New Trier, in Chicago’s north suburbs, recently began phasing students in at partial capacity but quickly decided to close again because of increased community spread. The district updates an online dashboard twice a week with the number of cases among staff and students as well as the number in quarantine. Seven students and one staff member had active cases as of Monday, according to the dashboard, but officials say none of the cases was linked to transmission at school.
“Local health departments continue to be the best resource for the most up to date data as schools must report all cases directly to them. Most importantly, schools are also required to communicate with parents and guardians as new cases arise,” Arnold said.
Not all districts publicize COVID-19 information about their schools. In west suburban Addison, school social worker Maria Sinkule has been calling on district officials to share data about community and school transmission. Following a hybrid model, with children learning both in person and remotely, preschool and kindergarten students began returning to school earlier this week; older elementary students were to return Thursday.
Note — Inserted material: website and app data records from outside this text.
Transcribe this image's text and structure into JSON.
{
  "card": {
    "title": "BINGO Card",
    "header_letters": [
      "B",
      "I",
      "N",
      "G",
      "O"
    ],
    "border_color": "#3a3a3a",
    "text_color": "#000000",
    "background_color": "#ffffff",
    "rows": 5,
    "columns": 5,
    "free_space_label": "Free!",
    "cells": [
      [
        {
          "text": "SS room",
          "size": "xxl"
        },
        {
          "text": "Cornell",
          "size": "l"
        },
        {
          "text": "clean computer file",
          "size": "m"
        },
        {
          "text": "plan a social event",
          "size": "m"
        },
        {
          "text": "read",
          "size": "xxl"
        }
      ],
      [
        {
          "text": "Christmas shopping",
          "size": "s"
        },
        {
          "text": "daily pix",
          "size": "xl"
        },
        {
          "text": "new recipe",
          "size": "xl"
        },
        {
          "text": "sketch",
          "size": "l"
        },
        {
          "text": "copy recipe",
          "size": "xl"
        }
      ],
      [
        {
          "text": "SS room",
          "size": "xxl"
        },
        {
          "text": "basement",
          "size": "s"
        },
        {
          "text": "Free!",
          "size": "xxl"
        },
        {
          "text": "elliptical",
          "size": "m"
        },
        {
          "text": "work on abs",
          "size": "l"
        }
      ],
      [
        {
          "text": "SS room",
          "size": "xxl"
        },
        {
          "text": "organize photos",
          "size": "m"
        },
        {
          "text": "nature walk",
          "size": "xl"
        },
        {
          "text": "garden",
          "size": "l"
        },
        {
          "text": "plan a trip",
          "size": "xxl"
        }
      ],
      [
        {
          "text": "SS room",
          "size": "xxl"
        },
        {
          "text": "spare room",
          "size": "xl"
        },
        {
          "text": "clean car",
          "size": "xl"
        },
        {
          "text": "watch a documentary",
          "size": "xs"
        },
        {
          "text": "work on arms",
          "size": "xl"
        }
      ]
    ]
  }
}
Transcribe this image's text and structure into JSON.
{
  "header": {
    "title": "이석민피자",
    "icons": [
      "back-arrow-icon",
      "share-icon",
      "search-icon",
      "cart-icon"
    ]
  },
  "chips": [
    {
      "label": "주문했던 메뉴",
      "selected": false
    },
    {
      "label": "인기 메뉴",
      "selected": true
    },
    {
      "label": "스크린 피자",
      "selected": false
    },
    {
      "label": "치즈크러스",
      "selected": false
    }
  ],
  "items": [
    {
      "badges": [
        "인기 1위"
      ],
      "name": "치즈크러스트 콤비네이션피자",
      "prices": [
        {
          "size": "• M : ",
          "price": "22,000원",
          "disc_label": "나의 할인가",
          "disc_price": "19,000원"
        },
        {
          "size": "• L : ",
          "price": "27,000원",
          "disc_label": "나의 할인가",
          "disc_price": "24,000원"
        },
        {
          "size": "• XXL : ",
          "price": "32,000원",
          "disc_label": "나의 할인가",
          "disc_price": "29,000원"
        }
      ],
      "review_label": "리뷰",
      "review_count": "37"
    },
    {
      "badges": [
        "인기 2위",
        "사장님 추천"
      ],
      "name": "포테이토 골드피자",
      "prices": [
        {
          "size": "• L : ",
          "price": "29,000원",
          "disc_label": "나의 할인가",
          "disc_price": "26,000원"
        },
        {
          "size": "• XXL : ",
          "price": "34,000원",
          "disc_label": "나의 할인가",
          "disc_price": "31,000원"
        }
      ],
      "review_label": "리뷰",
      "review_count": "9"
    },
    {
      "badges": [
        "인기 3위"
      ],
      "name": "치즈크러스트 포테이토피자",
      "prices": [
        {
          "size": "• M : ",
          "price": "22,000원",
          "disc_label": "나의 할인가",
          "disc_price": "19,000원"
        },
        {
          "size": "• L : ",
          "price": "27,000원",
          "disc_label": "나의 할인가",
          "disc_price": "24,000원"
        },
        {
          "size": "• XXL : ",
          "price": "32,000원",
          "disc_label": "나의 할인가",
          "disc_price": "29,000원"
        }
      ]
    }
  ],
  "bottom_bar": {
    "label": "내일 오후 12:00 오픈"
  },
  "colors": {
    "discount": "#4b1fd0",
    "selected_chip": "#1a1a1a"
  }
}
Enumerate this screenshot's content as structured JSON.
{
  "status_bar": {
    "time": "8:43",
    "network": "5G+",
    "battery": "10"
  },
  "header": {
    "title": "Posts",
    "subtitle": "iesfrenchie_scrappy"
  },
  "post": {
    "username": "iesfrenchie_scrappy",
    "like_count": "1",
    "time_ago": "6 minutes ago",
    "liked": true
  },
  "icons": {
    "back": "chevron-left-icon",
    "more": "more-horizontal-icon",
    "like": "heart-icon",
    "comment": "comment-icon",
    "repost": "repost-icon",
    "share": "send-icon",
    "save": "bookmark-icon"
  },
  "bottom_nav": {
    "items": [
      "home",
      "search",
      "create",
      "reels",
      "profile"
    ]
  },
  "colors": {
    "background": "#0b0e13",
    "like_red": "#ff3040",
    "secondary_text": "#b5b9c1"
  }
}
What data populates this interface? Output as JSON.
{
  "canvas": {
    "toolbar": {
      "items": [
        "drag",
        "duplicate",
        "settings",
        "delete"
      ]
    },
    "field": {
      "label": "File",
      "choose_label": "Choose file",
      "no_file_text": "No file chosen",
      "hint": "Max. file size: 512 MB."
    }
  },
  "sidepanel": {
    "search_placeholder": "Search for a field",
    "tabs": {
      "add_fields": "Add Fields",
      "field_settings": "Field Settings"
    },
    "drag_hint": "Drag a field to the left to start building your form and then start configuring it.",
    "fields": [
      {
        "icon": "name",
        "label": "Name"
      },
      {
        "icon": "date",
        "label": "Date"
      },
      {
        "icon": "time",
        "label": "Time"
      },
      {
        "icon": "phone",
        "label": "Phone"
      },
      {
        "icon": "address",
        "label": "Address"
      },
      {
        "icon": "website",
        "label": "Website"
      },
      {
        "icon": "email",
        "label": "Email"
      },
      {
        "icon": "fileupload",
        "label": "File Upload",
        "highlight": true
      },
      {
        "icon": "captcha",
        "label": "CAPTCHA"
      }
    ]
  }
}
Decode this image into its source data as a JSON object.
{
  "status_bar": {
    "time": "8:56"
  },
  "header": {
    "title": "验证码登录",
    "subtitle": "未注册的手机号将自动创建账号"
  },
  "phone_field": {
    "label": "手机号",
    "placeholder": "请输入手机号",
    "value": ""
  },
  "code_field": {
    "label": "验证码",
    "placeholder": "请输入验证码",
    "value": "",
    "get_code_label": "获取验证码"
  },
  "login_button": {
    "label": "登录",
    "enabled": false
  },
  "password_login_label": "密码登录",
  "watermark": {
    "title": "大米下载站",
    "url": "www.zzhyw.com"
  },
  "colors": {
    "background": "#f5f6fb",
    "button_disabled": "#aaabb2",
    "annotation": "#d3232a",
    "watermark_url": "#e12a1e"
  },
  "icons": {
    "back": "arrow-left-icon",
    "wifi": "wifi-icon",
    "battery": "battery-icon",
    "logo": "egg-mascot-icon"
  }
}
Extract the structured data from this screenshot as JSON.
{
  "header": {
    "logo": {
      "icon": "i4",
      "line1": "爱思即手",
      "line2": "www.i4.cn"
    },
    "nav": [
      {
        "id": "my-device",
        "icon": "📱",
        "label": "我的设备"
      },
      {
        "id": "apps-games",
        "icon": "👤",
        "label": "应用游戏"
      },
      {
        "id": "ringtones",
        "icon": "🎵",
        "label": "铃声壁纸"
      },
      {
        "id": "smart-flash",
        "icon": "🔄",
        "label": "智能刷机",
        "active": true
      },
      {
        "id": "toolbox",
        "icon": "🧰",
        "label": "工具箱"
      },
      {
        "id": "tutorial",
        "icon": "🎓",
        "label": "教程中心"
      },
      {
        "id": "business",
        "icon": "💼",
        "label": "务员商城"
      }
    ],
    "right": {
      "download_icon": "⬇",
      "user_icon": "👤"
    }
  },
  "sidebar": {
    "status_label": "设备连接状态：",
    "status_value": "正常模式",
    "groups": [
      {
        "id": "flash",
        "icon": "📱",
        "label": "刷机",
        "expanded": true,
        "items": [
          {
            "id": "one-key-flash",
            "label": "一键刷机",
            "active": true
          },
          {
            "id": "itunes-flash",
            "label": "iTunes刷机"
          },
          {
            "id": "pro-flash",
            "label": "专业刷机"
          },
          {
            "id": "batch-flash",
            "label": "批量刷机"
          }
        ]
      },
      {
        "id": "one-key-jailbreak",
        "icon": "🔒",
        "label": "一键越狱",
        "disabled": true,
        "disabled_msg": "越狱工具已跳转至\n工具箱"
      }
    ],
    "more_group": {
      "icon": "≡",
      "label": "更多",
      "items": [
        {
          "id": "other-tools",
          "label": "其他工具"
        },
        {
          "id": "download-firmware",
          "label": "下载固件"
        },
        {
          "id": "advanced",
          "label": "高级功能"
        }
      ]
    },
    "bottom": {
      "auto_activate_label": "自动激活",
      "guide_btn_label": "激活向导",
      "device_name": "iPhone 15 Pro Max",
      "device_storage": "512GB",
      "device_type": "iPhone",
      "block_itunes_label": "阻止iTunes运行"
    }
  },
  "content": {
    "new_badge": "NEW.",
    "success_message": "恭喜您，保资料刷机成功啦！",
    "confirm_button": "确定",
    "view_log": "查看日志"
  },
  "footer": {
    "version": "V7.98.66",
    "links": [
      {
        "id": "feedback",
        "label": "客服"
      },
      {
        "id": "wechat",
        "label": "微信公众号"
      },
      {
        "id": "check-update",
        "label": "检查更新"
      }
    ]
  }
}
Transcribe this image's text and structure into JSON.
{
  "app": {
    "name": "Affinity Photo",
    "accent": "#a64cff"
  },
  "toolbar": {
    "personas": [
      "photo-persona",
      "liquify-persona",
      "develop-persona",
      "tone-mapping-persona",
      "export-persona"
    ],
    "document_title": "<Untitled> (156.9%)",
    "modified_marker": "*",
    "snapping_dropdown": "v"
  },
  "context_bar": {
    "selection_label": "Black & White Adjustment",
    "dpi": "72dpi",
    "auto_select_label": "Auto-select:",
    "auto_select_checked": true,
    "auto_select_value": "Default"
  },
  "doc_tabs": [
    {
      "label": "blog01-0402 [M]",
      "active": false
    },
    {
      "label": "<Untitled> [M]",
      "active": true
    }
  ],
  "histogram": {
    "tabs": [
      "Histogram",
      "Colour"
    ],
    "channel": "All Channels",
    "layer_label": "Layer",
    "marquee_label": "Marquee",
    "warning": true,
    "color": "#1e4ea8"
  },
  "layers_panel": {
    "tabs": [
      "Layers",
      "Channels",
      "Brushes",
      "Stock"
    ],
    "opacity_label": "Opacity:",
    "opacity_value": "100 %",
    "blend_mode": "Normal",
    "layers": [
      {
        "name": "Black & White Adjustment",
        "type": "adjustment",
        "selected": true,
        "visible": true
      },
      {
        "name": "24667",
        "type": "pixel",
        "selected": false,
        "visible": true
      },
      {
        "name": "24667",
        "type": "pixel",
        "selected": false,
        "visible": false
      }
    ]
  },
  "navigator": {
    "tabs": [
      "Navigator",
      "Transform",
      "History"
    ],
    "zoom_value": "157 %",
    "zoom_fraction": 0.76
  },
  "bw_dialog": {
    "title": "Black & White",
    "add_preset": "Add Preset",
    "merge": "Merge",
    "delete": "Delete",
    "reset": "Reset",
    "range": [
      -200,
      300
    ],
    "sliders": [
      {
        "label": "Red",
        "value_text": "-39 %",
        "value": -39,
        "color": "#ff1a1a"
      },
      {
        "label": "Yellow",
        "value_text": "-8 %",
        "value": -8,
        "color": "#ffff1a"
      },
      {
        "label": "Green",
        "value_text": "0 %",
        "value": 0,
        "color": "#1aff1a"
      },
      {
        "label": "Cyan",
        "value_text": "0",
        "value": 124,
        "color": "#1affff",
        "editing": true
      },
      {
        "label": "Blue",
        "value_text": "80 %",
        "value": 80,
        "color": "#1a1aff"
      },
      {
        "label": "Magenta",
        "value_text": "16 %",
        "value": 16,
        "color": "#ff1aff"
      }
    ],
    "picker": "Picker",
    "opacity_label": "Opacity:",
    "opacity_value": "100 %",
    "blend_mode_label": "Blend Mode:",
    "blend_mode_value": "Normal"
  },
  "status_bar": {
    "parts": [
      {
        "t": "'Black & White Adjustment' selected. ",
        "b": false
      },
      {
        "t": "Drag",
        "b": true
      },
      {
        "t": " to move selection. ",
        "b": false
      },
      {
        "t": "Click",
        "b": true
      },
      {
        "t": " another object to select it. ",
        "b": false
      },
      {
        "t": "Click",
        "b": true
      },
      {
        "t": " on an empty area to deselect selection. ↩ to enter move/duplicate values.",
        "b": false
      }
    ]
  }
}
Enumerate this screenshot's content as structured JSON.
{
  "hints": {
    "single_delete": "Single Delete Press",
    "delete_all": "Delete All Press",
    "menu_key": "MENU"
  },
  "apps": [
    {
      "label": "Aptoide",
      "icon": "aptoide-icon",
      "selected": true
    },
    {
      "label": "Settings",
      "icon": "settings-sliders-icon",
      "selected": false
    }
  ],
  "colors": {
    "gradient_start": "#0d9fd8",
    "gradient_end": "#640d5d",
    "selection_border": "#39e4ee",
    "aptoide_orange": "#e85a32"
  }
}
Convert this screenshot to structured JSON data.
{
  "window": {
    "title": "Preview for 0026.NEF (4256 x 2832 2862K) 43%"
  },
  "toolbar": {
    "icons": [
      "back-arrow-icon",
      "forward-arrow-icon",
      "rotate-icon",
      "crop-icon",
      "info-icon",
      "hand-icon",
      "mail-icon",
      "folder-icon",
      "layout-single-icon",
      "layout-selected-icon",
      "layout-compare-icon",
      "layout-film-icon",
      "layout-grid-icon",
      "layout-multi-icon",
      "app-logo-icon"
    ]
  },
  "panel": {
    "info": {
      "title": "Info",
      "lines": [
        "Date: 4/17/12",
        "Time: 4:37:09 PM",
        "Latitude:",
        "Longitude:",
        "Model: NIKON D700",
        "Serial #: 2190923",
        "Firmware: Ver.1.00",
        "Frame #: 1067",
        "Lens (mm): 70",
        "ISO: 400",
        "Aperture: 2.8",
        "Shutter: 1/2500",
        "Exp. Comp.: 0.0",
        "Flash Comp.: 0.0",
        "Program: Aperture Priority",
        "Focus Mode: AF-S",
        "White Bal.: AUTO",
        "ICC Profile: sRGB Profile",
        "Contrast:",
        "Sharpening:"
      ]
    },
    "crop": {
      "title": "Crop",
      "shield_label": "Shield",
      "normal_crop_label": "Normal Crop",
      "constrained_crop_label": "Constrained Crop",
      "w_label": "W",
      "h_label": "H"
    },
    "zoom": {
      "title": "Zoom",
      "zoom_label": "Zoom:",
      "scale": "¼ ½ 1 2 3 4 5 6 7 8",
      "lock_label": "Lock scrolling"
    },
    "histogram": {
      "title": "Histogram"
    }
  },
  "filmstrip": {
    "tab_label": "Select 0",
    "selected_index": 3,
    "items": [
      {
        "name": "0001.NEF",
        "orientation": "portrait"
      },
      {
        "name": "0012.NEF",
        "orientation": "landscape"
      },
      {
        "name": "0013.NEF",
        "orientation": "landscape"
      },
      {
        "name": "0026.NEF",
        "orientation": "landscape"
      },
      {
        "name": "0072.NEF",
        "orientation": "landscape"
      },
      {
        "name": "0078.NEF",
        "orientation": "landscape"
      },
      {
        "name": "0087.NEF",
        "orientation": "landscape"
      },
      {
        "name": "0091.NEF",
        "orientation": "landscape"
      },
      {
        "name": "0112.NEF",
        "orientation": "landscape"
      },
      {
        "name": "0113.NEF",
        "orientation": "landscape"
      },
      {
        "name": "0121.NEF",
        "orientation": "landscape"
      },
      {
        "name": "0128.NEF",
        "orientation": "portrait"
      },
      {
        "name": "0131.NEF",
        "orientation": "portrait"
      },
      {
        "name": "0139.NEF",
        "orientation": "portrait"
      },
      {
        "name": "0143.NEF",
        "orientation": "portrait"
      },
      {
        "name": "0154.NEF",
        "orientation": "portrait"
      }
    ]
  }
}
“I want them to be transparent about what transmission looks like within schools and what are the supports in place for families that need help,” said Sinkule, who is also president of the Illinois Association of School Social Workers. “Some schools are looking out for the community, and there are others that don’t and they aren’t transparent. Without metrics, they can do what they want.”
It’s not clear when the health department will publish the data that educators are pushing for. Arnold promised data “in the coming weeks” but did not say more about the timing.
The state’s largest teachers union has called on IDPH to identify schools with COVID-19 outbreaks, saying “transparency is key.”
“How is a community supposed to decide whether to return to the classroom if they don’t know the true impact this is having across the state?” Illinois Education Association President Kathi Griffin said in a statement. “Health officials inform communities when nursing homes or jails have outbreaks because it impacts those who live and work there. Certainly, communities are entitled to know about outbreaks at schools. It shouldn’t even be a question.”